Your reply should consist of the entries, copied exactly and stripped of images.

• • • •

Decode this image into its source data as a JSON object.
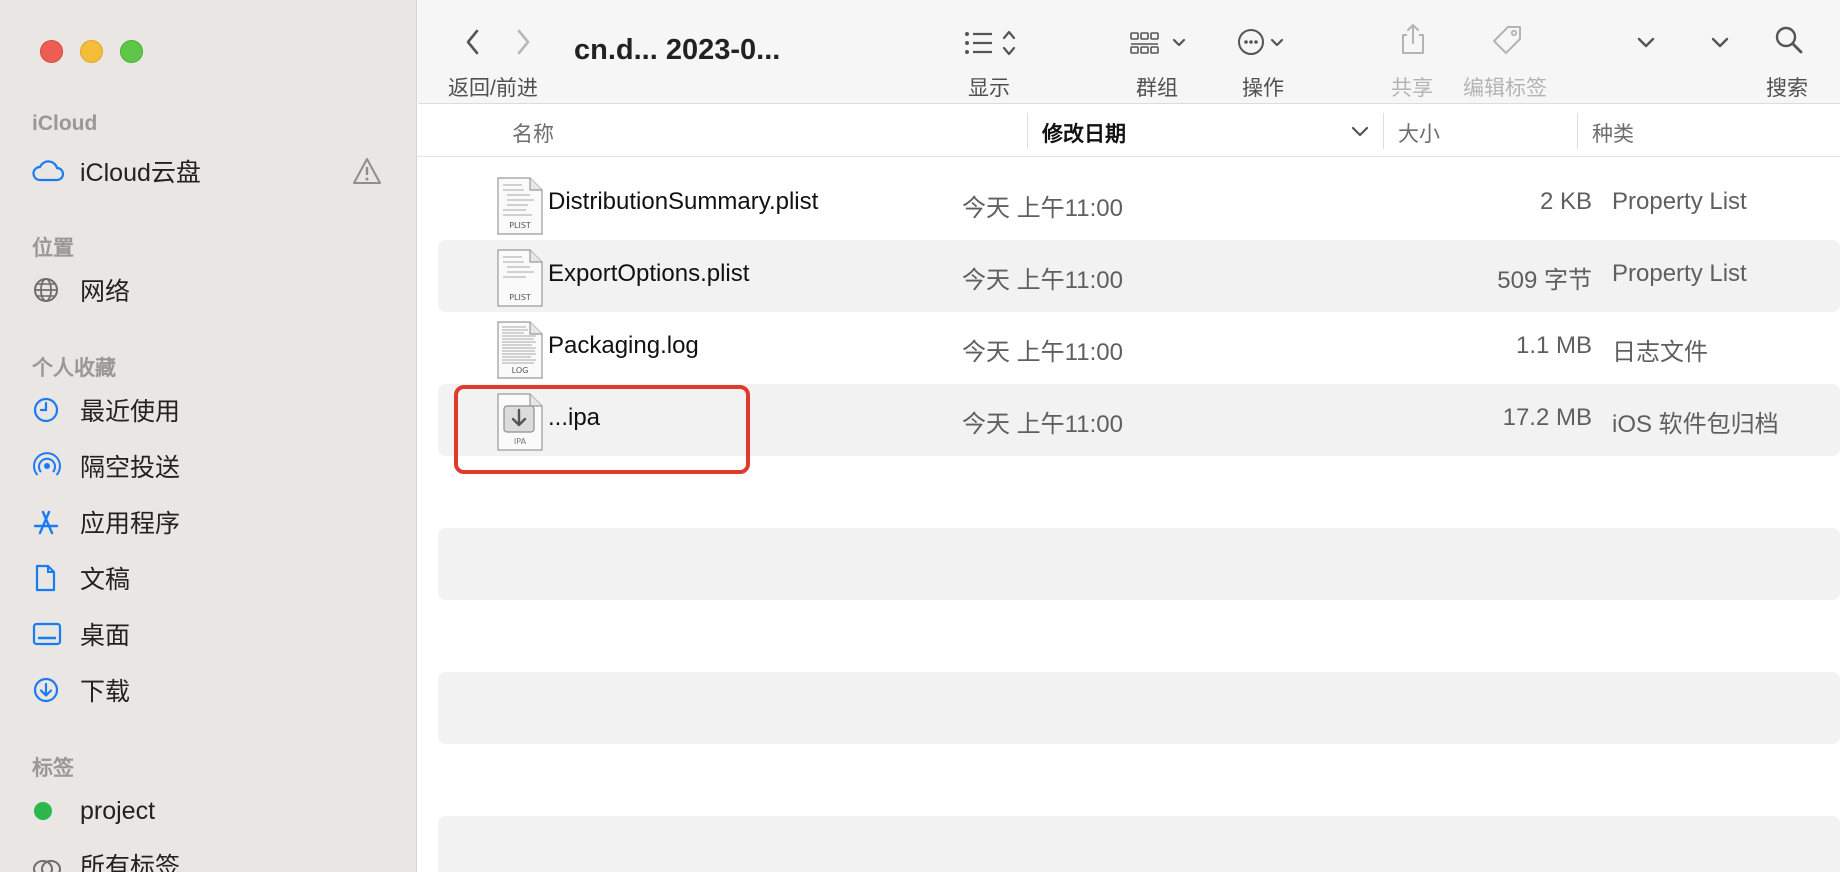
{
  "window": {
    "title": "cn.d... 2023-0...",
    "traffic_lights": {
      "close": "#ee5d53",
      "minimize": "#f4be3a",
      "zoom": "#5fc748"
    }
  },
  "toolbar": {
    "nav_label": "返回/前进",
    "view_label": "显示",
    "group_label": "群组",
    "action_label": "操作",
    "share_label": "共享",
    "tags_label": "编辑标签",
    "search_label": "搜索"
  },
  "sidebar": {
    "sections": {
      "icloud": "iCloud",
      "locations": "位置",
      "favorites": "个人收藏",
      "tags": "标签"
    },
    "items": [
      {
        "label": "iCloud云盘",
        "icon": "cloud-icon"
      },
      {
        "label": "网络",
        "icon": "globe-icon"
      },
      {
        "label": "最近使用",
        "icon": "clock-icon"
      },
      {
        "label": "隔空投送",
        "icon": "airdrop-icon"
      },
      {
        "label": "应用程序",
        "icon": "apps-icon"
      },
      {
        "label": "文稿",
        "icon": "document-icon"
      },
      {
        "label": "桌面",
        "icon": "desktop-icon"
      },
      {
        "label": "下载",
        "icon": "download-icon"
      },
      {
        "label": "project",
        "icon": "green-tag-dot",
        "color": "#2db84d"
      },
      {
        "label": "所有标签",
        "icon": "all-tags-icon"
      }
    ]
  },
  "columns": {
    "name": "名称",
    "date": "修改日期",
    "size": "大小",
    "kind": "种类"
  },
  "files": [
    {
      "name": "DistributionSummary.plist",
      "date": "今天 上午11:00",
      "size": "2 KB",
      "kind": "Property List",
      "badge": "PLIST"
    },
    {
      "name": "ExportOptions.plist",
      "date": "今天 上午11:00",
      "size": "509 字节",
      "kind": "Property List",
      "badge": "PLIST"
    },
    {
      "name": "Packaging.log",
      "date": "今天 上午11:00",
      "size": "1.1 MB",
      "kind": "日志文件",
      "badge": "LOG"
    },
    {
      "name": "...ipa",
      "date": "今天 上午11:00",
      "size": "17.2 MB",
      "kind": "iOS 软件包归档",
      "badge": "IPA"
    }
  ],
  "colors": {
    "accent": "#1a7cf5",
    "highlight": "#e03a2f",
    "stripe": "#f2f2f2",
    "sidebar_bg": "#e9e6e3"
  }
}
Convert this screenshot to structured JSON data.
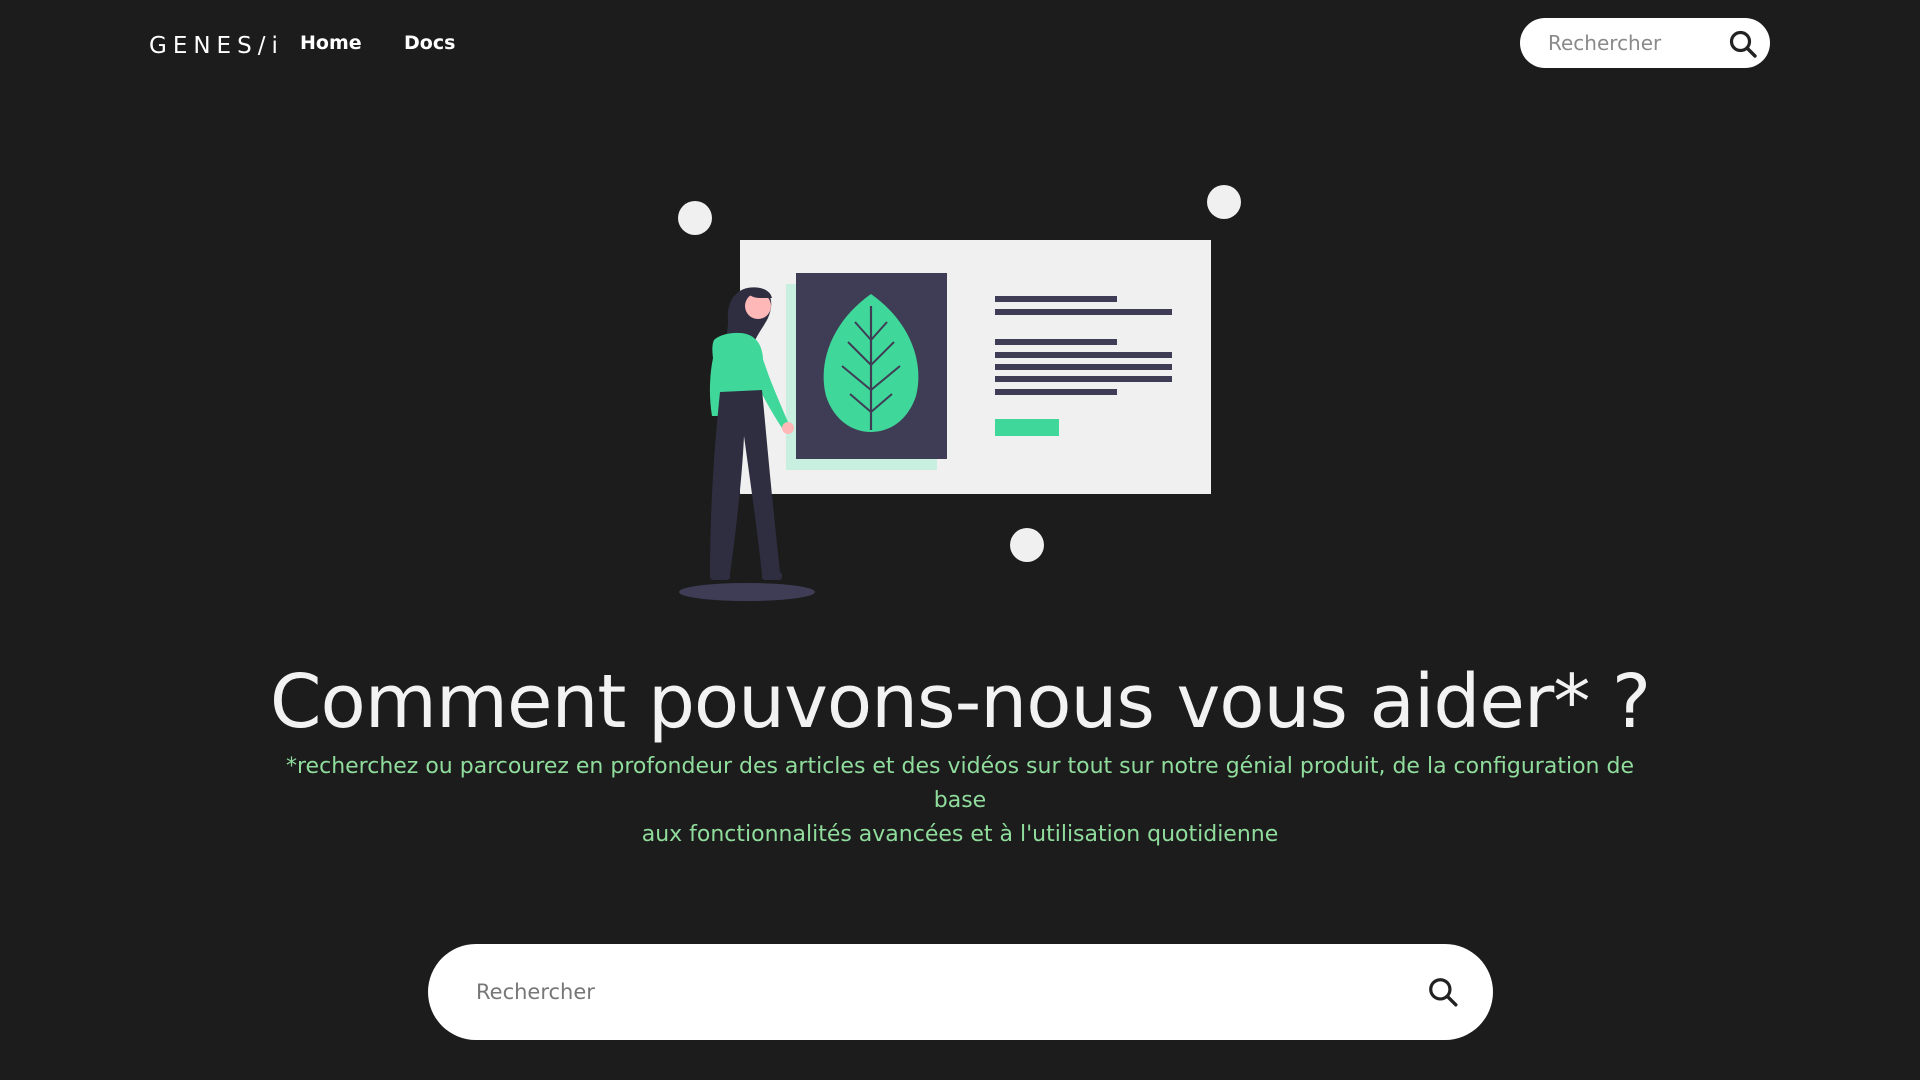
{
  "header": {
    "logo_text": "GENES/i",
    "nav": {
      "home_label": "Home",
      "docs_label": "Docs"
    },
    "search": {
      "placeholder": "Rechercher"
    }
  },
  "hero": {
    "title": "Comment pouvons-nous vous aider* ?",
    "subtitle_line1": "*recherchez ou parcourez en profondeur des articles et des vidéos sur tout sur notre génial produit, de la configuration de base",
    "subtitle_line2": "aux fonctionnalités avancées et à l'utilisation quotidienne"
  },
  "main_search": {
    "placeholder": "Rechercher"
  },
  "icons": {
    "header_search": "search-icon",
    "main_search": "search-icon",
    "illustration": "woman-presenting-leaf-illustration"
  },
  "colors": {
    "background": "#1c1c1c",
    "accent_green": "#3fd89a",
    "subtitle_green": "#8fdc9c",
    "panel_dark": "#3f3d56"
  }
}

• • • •

## Response area
Decode this image into its source data as a JSON object.
{
  "window": {
    "title": "cn.d... 2023-0...",
    "traffic_lights": {
      "close": "#ee5d53",
      "minimize": "#f4be3a",
      "zoom": "#5fc748"
    }
  },
  "toolbar": {
    "nav_label": "返回/前进",
    "view_label": "显示",
    "group_label": "群组",
    "action_label": "操作",
    "share_label": "共享",
    "tags_label": "编辑标签",
    "search_label": "搜索"
  },
  "sidebar": {
    "sections": {
      "icloud": "iCloud",
      "locations": "位置",
      "favorites": "个人收藏",
      "tags": "标签"
    },
    "items": [
      {
        "label": "iCloud云盘",
        "icon": "cloud-icon"
      },
      {
        "label": "网络",
        "icon": "globe-icon"
      },
      {
        "label": "最近使用",
        "icon": "clock-icon"
      },
      {
        "label": "隔空投送",
        "icon": "airdrop-icon"
      },
      {
        "label": "应用程序",
        "icon": "apps-icon"
      },
      {
        "label": "文稿",
        "icon": "document-icon"
      },
      {
        "label": "桌面",
        "icon": "desktop-icon"
      },
      {
        "label": "下载",
        "icon": "download-icon"
      },
      {
        "label": "project",
        "icon": "green-tag-dot",
        "color": "#2db84d"
      },
      {
        "label": "所有标签",
        "icon": "all-tags-icon"
      }
    ]
  },
  "columns": {
    "name": "名称",
    "date": "修改日期",
    "size": "大小",
    "kind": "种类"
  },
  "files": [
    {
      "name": "DistributionSummary.plist",
      "date": "今天 上午11:00",
      "size": "2 KB",
      "kind": "Property List",
      "badge": "PLIST"
    },
    {
      "name": "ExportOptions.plist",
      "date": "今天 上午11:00",
      "size": "509 字节",
      "kind": "Property List",
      "badge": "PLIST"
    },
    {
      "name": "Packaging.log",
      "date": "今天 上午11:00",
      "size": "1.1 MB",
      "kind": "日志文件",
      "badge": "LOG"
    },
    {
      "name": "...ipa",
      "date": "今天 上午11:00",
      "size": "17.2 MB",
      "kind": "iOS 软件包归档",
      "badge": "IPA"
    }
  ],
  "colors": {
    "accent": "#1a7cf5",
    "highlight": "#e03a2f",
    "stripe": "#f2f2f2",
    "sidebar_bg": "#e9e6e3"
  }
}
Convert this screenshot to structured JSON data.
{
  "header": {
    "logo_text": "GENES/i",
    "nav": {
      "home_label": "Home",
      "docs_label": "Docs"
    },
    "search": {
      "placeholder": "Rechercher"
    }
  },
  "hero": {
    "title": "Comment pouvons-nous vous aider* ?",
    "subtitle_line1": "*recherchez ou parcourez en profondeur des articles et des vidéos sur tout sur notre génial produit, de la configuration de base",
    "subtitle_line2": "aux fonctionnalités avancées et à l'utilisation quotidienne"
  },
  "main_search": {
    "placeholder": "Rechercher"
  },
  "icons": {
    "header_search": "search-icon",
    "main_search": "search-icon",
    "illustration": "woman-presenting-leaf-illustration"
  },
  "colors": {
    "background": "#1c1c1c",
    "accent_green": "#3fd89a",
    "subtitle_green": "#8fdc9c",
    "panel_dark": "#3f3d56"
  }
}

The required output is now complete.